What does, say, a Sunni Muslim in California stand to gain from exploring different sacred spaces within the broader Islamic tradition?
We all have the same roots of our faith, and for the most part the foundation of who we are is identical. Over time and history there have been influences impacting those beliefs, and the ways those values are expressed can differ from place to place. And you don’t even have to leave America, or even the state of California, to see that.
As Muslims we oftentimes wave the banner of “The Muslim ummah is very diverse, it represents every culture in the world.” But when we push and ask, “Well, what does that actually mean? What does that diversity look like on the ground?” Many people aren’t able to respond to that question in a meaningful way. Very few Muslims have a broader sense of what it means to be Muslim somewhere else or in a different community. For many of us it’s about coming out of our own skin and realizing there are so many ways to be Muslim.
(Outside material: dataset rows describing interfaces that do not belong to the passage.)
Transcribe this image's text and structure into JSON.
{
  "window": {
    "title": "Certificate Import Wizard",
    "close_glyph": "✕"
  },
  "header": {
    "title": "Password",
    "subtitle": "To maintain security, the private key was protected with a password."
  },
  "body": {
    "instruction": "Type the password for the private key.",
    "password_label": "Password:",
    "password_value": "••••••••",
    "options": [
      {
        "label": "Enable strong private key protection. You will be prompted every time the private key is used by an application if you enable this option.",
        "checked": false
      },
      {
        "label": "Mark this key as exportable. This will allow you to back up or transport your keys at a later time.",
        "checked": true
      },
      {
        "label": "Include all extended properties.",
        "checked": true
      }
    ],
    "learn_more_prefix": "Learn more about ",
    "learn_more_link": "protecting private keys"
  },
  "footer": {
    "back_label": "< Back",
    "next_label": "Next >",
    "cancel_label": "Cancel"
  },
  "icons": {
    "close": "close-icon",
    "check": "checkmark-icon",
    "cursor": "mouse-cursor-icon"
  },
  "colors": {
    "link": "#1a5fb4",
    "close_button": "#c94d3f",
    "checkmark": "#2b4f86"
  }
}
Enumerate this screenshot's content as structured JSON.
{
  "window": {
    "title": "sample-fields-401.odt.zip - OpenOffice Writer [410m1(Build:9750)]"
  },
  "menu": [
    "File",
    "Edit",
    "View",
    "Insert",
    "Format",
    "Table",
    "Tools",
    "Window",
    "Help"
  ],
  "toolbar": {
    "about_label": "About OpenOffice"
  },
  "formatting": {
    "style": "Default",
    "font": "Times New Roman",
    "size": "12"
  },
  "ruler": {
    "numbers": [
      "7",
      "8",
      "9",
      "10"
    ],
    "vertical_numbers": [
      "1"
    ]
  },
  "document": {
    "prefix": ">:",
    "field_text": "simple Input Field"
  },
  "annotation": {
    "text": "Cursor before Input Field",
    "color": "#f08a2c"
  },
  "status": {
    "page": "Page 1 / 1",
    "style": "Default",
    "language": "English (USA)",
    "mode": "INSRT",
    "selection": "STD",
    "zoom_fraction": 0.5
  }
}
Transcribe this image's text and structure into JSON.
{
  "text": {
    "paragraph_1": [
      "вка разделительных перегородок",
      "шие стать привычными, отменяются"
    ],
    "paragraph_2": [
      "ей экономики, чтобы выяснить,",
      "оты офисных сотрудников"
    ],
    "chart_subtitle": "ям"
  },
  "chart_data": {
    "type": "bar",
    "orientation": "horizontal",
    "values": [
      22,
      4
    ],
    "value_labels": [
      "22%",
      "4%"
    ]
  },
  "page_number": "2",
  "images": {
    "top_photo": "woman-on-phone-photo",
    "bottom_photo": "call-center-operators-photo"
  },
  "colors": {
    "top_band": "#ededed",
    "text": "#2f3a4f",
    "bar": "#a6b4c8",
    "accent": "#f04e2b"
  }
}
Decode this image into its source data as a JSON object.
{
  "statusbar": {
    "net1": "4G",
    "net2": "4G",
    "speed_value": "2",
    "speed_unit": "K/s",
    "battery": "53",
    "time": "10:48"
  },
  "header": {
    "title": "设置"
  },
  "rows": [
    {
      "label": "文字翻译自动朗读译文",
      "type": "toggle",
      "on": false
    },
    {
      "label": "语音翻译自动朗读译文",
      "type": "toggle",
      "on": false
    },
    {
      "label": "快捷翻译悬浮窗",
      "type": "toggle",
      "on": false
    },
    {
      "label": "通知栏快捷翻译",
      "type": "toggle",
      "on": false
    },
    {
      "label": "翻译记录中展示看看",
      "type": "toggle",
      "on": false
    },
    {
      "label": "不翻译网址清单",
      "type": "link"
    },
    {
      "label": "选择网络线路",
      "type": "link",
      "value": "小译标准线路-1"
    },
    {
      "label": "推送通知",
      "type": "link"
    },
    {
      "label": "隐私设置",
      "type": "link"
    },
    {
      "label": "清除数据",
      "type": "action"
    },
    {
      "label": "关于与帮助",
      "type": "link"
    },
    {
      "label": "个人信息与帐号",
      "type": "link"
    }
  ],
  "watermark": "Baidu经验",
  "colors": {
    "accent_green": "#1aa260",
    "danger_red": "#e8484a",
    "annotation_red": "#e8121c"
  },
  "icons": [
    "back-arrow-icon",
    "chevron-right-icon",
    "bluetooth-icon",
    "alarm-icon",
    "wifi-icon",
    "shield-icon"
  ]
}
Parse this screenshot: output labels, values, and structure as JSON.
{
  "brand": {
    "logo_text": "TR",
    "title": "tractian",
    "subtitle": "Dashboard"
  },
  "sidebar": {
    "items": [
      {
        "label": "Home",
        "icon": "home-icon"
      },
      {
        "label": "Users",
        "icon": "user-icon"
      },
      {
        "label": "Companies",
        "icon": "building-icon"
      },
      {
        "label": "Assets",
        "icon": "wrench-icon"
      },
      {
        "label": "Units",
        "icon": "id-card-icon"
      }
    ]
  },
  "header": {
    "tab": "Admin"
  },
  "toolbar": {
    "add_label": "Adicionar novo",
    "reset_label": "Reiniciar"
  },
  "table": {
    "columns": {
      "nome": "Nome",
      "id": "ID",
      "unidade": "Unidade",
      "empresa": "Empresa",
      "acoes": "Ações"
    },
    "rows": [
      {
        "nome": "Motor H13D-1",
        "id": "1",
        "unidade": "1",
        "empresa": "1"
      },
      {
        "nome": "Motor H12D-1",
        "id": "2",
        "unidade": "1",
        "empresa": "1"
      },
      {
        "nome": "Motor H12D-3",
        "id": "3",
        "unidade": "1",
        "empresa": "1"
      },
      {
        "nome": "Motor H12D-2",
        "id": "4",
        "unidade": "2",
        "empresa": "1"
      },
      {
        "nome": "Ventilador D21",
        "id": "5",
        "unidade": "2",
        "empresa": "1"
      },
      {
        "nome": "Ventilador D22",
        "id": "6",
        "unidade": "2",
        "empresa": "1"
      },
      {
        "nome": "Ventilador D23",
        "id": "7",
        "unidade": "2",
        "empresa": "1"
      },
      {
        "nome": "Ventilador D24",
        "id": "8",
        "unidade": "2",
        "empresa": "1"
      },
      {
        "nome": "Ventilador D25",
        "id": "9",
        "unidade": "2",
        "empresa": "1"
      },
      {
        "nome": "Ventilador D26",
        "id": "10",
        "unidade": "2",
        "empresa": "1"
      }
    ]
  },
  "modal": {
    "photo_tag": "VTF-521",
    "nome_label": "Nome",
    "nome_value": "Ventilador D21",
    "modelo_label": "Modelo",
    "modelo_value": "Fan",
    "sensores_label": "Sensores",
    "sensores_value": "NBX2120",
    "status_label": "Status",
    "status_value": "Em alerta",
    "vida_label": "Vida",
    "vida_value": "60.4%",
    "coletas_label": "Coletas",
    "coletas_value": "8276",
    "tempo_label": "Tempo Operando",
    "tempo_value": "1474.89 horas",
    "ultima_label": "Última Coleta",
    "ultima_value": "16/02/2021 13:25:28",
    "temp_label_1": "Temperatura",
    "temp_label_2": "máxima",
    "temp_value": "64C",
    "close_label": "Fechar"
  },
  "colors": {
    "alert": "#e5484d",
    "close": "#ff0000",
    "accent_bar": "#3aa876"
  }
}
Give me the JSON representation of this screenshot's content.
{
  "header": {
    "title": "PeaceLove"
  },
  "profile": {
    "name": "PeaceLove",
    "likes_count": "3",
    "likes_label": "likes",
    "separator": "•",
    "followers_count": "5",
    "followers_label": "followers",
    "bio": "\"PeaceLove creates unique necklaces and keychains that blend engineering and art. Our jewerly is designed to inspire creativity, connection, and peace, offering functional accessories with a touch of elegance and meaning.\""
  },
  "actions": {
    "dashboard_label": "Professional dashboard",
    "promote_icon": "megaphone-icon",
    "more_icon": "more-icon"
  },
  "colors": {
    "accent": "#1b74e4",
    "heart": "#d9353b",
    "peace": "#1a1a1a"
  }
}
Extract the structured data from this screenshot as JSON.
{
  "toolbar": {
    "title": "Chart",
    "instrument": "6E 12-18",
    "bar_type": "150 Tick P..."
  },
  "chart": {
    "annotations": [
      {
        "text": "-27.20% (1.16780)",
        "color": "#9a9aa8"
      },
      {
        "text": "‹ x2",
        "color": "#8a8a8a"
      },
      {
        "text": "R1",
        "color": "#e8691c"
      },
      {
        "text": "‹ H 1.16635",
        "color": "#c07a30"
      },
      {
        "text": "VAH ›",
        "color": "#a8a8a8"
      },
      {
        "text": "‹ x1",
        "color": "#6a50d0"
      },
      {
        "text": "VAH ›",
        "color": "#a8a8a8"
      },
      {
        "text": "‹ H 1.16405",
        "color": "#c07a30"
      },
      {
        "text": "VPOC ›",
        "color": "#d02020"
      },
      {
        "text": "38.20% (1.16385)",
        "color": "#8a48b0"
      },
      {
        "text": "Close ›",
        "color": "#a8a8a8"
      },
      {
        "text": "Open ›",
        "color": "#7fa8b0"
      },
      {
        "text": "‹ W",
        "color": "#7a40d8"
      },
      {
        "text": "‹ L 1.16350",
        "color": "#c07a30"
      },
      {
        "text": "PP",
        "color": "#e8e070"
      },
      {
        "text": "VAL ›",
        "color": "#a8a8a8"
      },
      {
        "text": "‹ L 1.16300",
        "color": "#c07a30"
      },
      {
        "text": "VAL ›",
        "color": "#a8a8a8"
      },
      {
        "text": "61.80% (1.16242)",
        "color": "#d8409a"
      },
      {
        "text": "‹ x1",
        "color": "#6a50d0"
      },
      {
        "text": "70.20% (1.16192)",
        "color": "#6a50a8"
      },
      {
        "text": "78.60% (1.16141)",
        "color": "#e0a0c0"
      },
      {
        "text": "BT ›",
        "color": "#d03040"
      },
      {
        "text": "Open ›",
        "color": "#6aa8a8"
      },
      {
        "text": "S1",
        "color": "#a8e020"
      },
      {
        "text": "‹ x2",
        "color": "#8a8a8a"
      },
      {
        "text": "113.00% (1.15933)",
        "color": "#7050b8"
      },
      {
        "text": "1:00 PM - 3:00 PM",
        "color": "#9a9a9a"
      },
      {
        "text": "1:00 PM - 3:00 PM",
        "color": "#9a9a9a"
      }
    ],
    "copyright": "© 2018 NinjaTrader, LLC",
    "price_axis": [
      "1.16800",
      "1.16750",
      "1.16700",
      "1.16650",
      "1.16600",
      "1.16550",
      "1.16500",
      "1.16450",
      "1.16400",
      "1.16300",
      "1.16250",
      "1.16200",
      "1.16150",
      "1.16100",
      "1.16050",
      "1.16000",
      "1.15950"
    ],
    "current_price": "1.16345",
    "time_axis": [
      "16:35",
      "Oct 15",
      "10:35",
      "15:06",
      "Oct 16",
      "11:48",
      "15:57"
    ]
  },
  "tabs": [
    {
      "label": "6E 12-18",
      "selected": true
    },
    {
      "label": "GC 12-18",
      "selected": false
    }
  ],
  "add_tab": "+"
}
If you live in a big city, especially, there are lots of opportunities to engage or even work with various Muslim communities. Obviously you can do a Google search and walk through your neighborhood looking for mosques. But you may need to research other names. There are masjids, of course, that are used by Shia communities, but they also have spaces known as an imambara or matam or husayniya or something else, depending upon which part of the world that community comes from. There are many Sufi and mystically inclined spaces in many cities, so searches for words like tekke or zawiya or khanaqah can unearth communities in our own area that we may not be familiar with.